App and web page records:
━━━━━━━━

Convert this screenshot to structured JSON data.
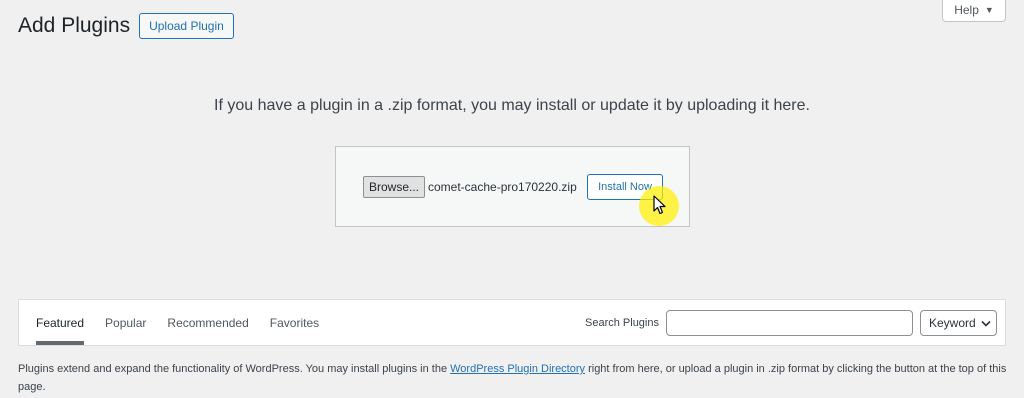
{
  "header": {
    "title": "Add Plugins",
    "upload_button": "Upload Plugin",
    "help_label": "Help",
    "help_arrow": "▼"
  },
  "upload": {
    "instructions": "If you have a plugin in a .zip format, you may install or update it by uploading it here.",
    "browse_label": "Browse...",
    "file_name": "comet-cache-pro170220.zip",
    "install_label": "Install Now"
  },
  "filter": {
    "tabs": [
      "Featured",
      "Popular",
      "Recommended",
      "Favorites"
    ],
    "current_tab": "Featured",
    "search_label": "Search Plugins",
    "search_value": "",
    "search_type": "Keyword"
  },
  "description": {
    "before_link": "Plugins extend and expand the functionality of WordPress. You may install plugins in the ",
    "link_text": "WordPress Plugin Directory",
    "after_link": " right from here, or upload a plugin in .zip format by clicking the button at the top of this page."
  },
  "colors": {
    "accent": "#2271b1",
    "background": "#f0f0f1",
    "cursor_highlight": "#fff000"
  }
}
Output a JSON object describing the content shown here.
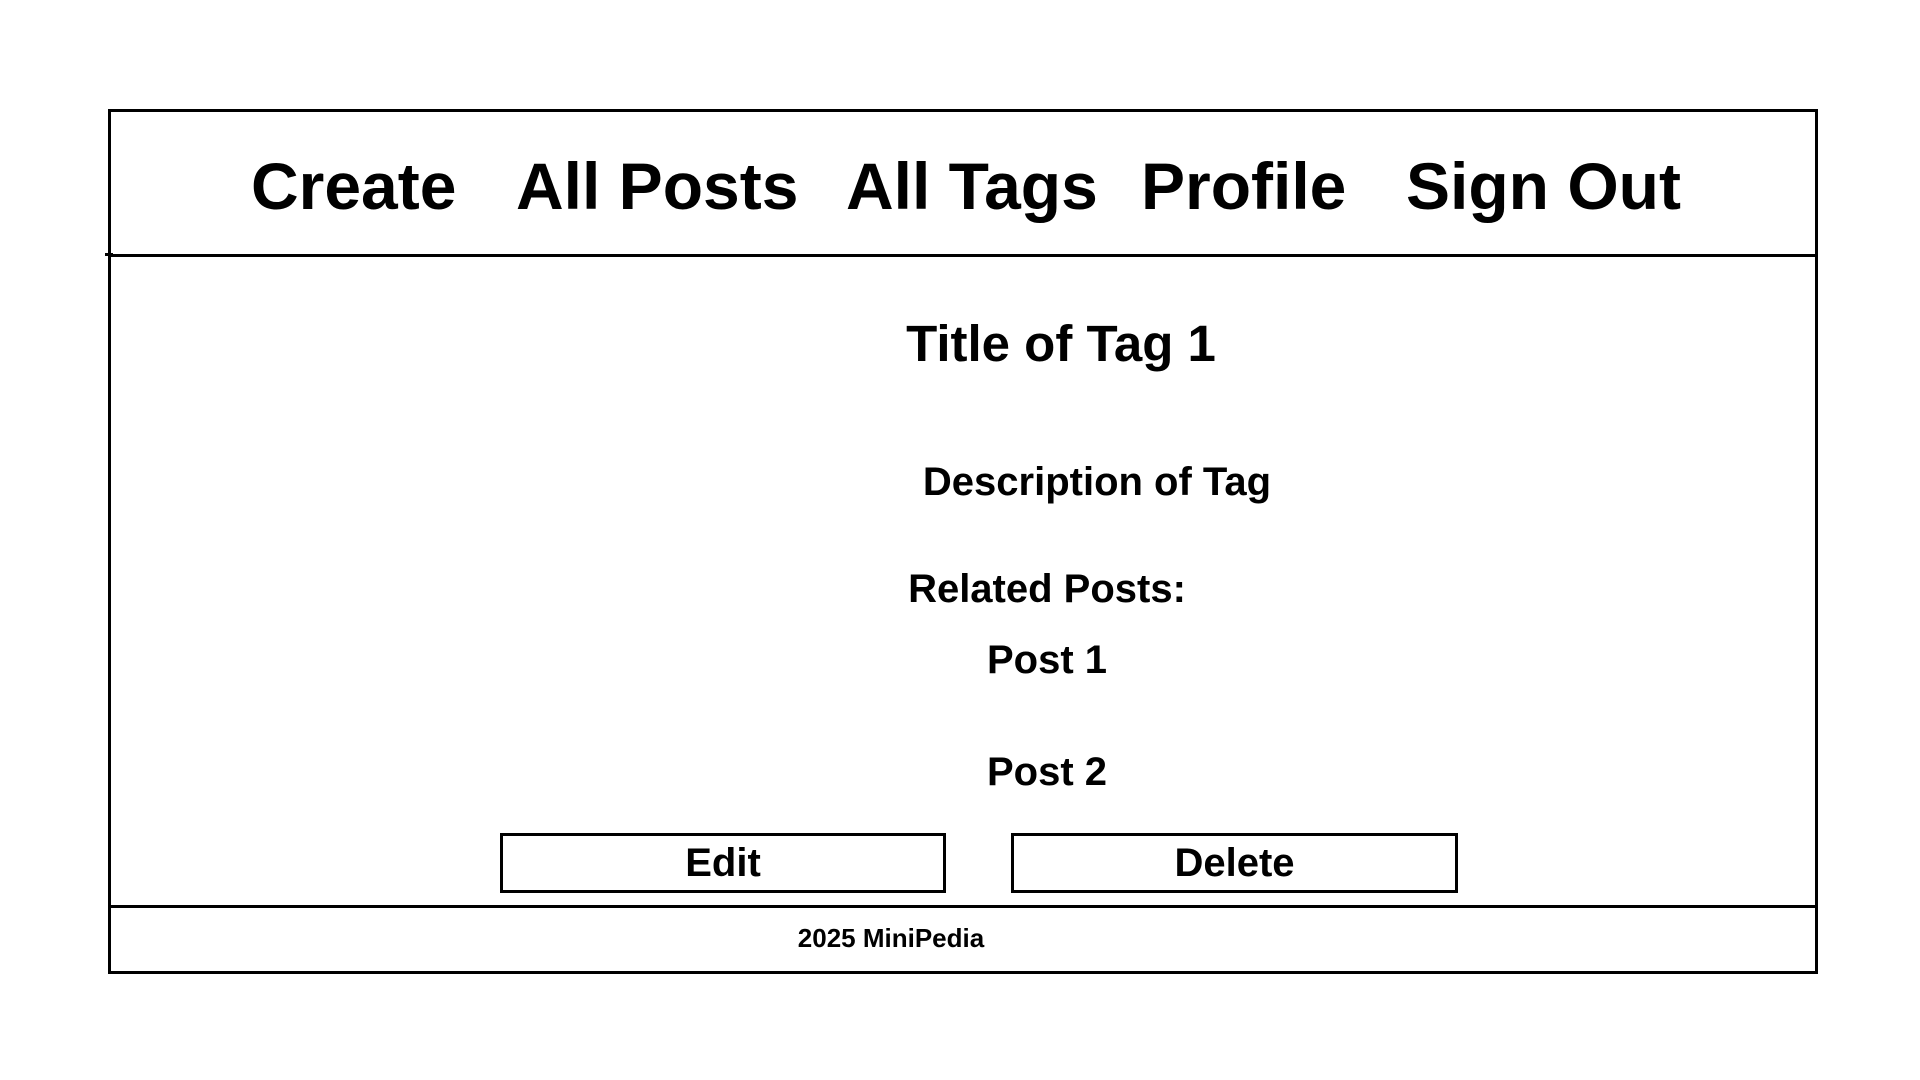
{
  "nav": {
    "create": "Create",
    "all_posts": "All Posts",
    "all_tags": "All Tags",
    "profile": "Profile",
    "sign_out": "Sign Out"
  },
  "tag": {
    "title": "Title of Tag 1",
    "description": "Description of Tag"
  },
  "related": {
    "label": "Related Posts:",
    "posts": [
      "Post 1",
      "Post 2"
    ]
  },
  "actions": {
    "edit_label": "Edit",
    "delete_label": "Delete"
  },
  "footer": {
    "text": "2025 MiniPedia"
  }
}
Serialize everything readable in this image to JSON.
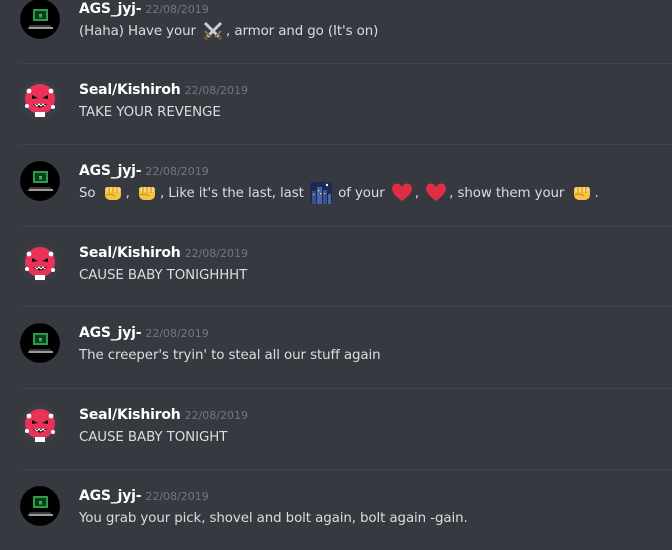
{
  "messages": [
    {
      "author": "AGS_jyj-",
      "timestamp": "22/08/2019",
      "avatar": "ags-monitor-avatar",
      "segments": [
        {
          "t": "text",
          "v": "(Haha) Have your "
        },
        {
          "t": "emoji",
          "name": "crossed-swords-emoji"
        },
        {
          "t": "text",
          "v": ", armor and go (It's on)"
        }
      ]
    },
    {
      "author": "Seal/Kishiroh",
      "timestamp": "22/08/2019",
      "avatar": "seal-pink-avatar",
      "segments": [
        {
          "t": "text",
          "v": "TAKE YOUR REVENGE"
        }
      ]
    },
    {
      "author": "AGS_jyj-",
      "timestamp": "22/08/2019",
      "avatar": "ags-monitor-avatar",
      "segments": [
        {
          "t": "text",
          "v": "So "
        },
        {
          "t": "emoji",
          "name": "fist-emoji"
        },
        {
          "t": "text",
          "v": ", "
        },
        {
          "t": "emoji",
          "name": "fist-emoji"
        },
        {
          "t": "text",
          "v": ", Like it's the last, last "
        },
        {
          "t": "emoji",
          "name": "night-city-emoji"
        },
        {
          "t": "text",
          "v": " of your "
        },
        {
          "t": "emoji",
          "name": "heart-emoji"
        },
        {
          "t": "text",
          "v": ", "
        },
        {
          "t": "emoji",
          "name": "heart-emoji"
        },
        {
          "t": "text",
          "v": ", show them your "
        },
        {
          "t": "emoji",
          "name": "fist-emoji"
        },
        {
          "t": "text",
          "v": "."
        }
      ]
    },
    {
      "author": "Seal/Kishiroh",
      "timestamp": "22/08/2019",
      "avatar": "seal-pink-avatar",
      "segments": [
        {
          "t": "text",
          "v": "CAUSE BABY TONIGHHHT"
        }
      ]
    },
    {
      "author": "AGS_jyj-",
      "timestamp": "22/08/2019",
      "avatar": "ags-monitor-avatar",
      "segments": [
        {
          "t": "text",
          "v": "The creeper's tryin' to steal all our stuff again"
        }
      ]
    },
    {
      "author": "Seal/Kishiroh",
      "timestamp": "22/08/2019",
      "avatar": "seal-pink-avatar",
      "segments": [
        {
          "t": "text",
          "v": "CAUSE BABY TONIGHT"
        }
      ]
    },
    {
      "author": "AGS_jyj-",
      "timestamp": "22/08/2019",
      "avatar": "ags-monitor-avatar",
      "segments": [
        {
          "t": "text",
          "v": "You grab your pick, shovel and bolt again, bolt again -gain."
        }
      ]
    }
  ],
  "colors": {
    "background": "#36393f",
    "divider": "#41444a",
    "username": "#ffffff",
    "timestamp": "#72767d",
    "message_text": "#dcddde",
    "seal_avatar": "#e8325a",
    "ags_avatar": "#000000"
  }
}
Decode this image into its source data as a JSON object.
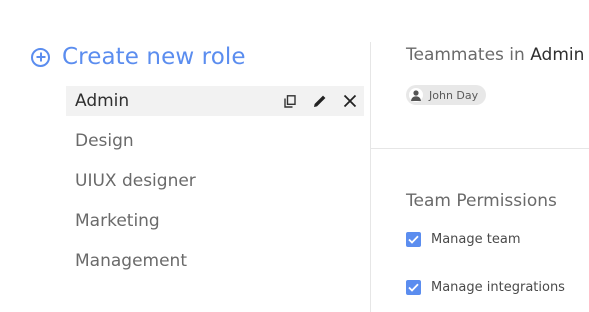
{
  "roles_panel": {
    "create_label": "Create new role",
    "roles": [
      {
        "label": "Admin"
      },
      {
        "label": "Design"
      },
      {
        "label": "UIUX designer"
      },
      {
        "label": "Marketing"
      },
      {
        "label": "Management"
      }
    ]
  },
  "details": {
    "teammates_prefix": "Teammates in",
    "role_name": "Admin",
    "teammates": [
      {
        "name": "John Day",
        "icon": "user-avatar-icon"
      }
    ],
    "permissions_title": "Team Permissions",
    "permissions": [
      {
        "label": "Manage team",
        "checked": true
      },
      {
        "label": "Manage integrations",
        "checked": true
      }
    ]
  },
  "colors": {
    "accent": "#5b8def",
    "selected_row": "#f2f2f2",
    "chip": "#e8e8e8"
  }
}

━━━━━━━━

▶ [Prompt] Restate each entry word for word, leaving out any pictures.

▶ [Your solution]
Convert this screenshot to structured JSON data.
{
  "header": {
    "title": "Add Plugins",
    "upload_button": "Upload Plugin",
    "help_label": "Help",
    "help_arrow": "▼"
  },
  "upload": {
    "instructions": "If you have a plugin in a .zip format, you may install or update it by uploading it here.",
    "browse_label": "Browse...",
    "file_name": "comet-cache-pro170220.zip",
    "install_label": "Install Now"
  },
  "filter": {
    "tabs": [
      "Featured",
      "Popular",
      "Recommended",
      "Favorites"
    ],
    "current_tab": "Featured",
    "search_label": "Search Plugins",
    "search_value": "",
    "search_type": "Keyword"
  },
  "description": {
    "before_link": "Plugins extend and expand the functionality of WordPress. You may install plugins in the ",
    "link_text": "WordPress Plugin Directory",
    "after_link": " right from here, or upload a plugin in .zip format by clicking the button at the top of this page."
  },
  "colors": {
    "accent": "#2271b1",
    "background": "#f0f0f1",
    "cursor_highlight": "#fff000"
  }
}
Output a JSON object describing the content shown here.
{
  "nav": {
    "create": "Create",
    "all_posts": "All Posts",
    "all_tags": "All Tags",
    "profile": "Profile",
    "sign_out": "Sign Out"
  },
  "tag": {
    "title": "Title of Tag 1",
    "description": "Description of Tag"
  },
  "related": {
    "label": "Related Posts:",
    "posts": [
      "Post 1",
      "Post 2"
    ]
  },
  "actions": {
    "edit_label": "Edit",
    "delete_label": "Delete"
  },
  "footer": {
    "text": "2025 MiniPedia"
  }
}
Serialize everything readable in this image to JSON.
{
  "messages": [
    {
      "author": "AGS_jyj-",
      "timestamp": "22/08/2019",
      "avatar": "ags-monitor-avatar",
      "segments": [
        {
          "t": "text",
          "v": "(Haha) Have your "
        },
        {
          "t": "emoji",
          "name": "crossed-swords-emoji"
        },
        {
          "t": "text",
          "v": ", armor and go (It's on)"
        }
      ]
    },
    {
      "author": "Seal/Kishiroh",
      "timestamp": "22/08/2019",
      "avatar": "seal-pink-avatar",
      "segments": [
        {
          "t": "text",
          "v": "TAKE YOUR REVENGE"
        }
      ]
    },
    {
      "author": "AGS_jyj-",
      "timestamp": "22/08/2019",
      "avatar": "ags-monitor-avatar",
      "segments": [
        {
          "t": "text",
          "v": "So "
        },
        {
          "t": "emoji",
          "name": "fist-emoji"
        },
        {
          "t": "text",
          "v": ", "
        },
        {
          "t": "emoji",
          "name": "fist-emoji"
        },
        {
          "t": "text",
          "v": ", Like it's the last, last "
        },
        {
          "t": "emoji",
          "name": "night-city-emoji"
        },
        {
          "t": "text",
          "v": " of your "
        },
        {
          "t": "emoji",
          "name": "heart-emoji"
        },
        {
          "t": "text",
          "v": ", "
        },
        {
          "t": "emoji",
          "name": "heart-emoji"
        },
        {
          "t": "text",
          "v": ", show them your "
        },
        {
          "t": "emoji",
          "name": "fist-emoji"
        },
        {
          "t": "text",
          "v": "."
        }
      ]
    },
    {
      "author": "Seal/Kishiroh",
      "timestamp": "22/08/2019",
      "avatar": "seal-pink-avatar",
      "segments": [
        {
          "t": "text",
          "v": "CAUSE BABY TONIGHHHT"
        }
      ]
    },
    {
      "author": "AGS_jyj-",
      "timestamp": "22/08/2019",
      "avatar": "ags-monitor-avatar",
      "segments": [
        {
          "t": "text",
          "v": "The creeper's tryin' to steal all our stuff again"
        }
      ]
    },
    {
      "author": "Seal/Kishiroh",
      "timestamp": "22/08/2019",
      "avatar": "seal-pink-avatar",
      "segments": [
        {
          "t": "text",
          "v": "CAUSE BABY TONIGHT"
        }
      ]
    },
    {
      "author": "AGS_jyj-",
      "timestamp": "22/08/2019",
      "avatar": "ags-monitor-avatar",
      "segments": [
        {
          "t": "text",
          "v": "You grab your pick, shovel and bolt again, bolt again -gain."
        }
      ]
    }
  ],
  "colors": {
    "background": "#36393f",
    "divider": "#41444a",
    "username": "#ffffff",
    "timestamp": "#72767d",
    "message_text": "#dcddde",
    "seal_avatar": "#e8325a",
    "ags_avatar": "#000000"
  }
}
Decode this image into its source data as a JSON object.
{
  "roles_panel": {
    "create_label": "Create new role",
    "roles": [
      {
        "label": "Admin"
      },
      {
        "label": "Design"
      },
      {
        "label": "UIUX designer"
      },
      {
        "label": "Marketing"
      },
      {
        "label": "Management"
      }
    ]
  },
  "details": {
    "teammates_prefix": "Teammates in",
    "role_name": "Admin",
    "teammates": [
      {
        "name": "John Day",
        "icon": "user-avatar-icon"
      }
    ],
    "permissions_title": "Team Permissions",
    "permissions": [
      {
        "label": "Manage team",
        "checked": true
      },
      {
        "label": "Manage integrations",
        "checked": true
      }
    ]
  },
  "colors": {
    "accent": "#5b8def",
    "selected_row": "#f2f2f2",
    "chip": "#e8e8e8"
  }
}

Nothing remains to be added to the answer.